Children with risk factors for heart disease, including high cholesterol and diabetes, are showing signs of narrowing and hardening of the arteries, conditions normally associated with adults, a study said.
An increasing number of children suffer from these and other risk factors for cardiovascular disease, including obesity, but testing for future heart conditions is not standard practice, according to a report presented at the annual American Heart Association meeting in Chicago.
Testing should include regular blood lipid and glucose level testing, said the report’s lead author, Sanaz Piran, a resident at McMaster University in Hamilton, Ontario, Canada. Earlier treatment could include more aggressive use of cholesterol-lowering drugs called statins, she said.
“Atherosclerosis begins in childhood,” Piran said. “We need to do this primary prevention early on to decrease cardiovascular events later in life.”
Researchers found that children at risk already show signs of heart disease, including arterial wall thickness and decreased flexibility of blood vessels.
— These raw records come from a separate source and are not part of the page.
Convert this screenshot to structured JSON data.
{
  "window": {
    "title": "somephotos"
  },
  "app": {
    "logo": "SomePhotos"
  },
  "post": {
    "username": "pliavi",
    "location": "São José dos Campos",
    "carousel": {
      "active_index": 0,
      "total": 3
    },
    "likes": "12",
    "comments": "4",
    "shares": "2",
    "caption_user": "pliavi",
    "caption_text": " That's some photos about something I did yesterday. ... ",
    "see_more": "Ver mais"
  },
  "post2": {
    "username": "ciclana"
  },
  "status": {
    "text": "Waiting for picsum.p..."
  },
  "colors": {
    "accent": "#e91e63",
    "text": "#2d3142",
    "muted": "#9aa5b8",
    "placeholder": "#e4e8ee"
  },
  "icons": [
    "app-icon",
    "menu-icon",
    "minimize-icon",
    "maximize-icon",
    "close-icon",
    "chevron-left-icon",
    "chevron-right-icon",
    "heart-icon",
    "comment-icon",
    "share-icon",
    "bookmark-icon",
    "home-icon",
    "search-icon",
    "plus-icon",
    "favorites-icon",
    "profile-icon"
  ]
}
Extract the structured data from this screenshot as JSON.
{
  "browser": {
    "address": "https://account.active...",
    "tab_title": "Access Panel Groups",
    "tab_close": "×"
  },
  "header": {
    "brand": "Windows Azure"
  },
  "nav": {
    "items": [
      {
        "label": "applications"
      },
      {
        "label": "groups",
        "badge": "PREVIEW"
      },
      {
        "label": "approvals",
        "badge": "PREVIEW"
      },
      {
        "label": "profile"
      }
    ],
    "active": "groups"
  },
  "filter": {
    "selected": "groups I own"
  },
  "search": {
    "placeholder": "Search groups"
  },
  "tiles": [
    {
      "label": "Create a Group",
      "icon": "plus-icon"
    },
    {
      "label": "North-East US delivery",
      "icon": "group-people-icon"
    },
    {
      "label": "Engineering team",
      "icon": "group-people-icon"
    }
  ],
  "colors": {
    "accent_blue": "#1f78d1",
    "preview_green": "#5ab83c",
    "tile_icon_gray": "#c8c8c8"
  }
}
Statins, the best-selling class of drugs in adults, include Pfizer Inc’s Lipitor, Merck & Co’s Mevacor and AstraZeneca Plc’s Crestor.
The study culled data from studies that included 3,630 children, comparing the healthy versus those with cardiovascular risk factors.
In 12 of 15 studies examined, children with risk factors were more likely to have increased thickness in the arterial walls, which could lead to heart attacks in adulthood, the report said.
The percentage of overweight young people in the United States has roughly tripled since 1980 to about 18 percent, according to the U.S. Centers for Disease Control and Prevention.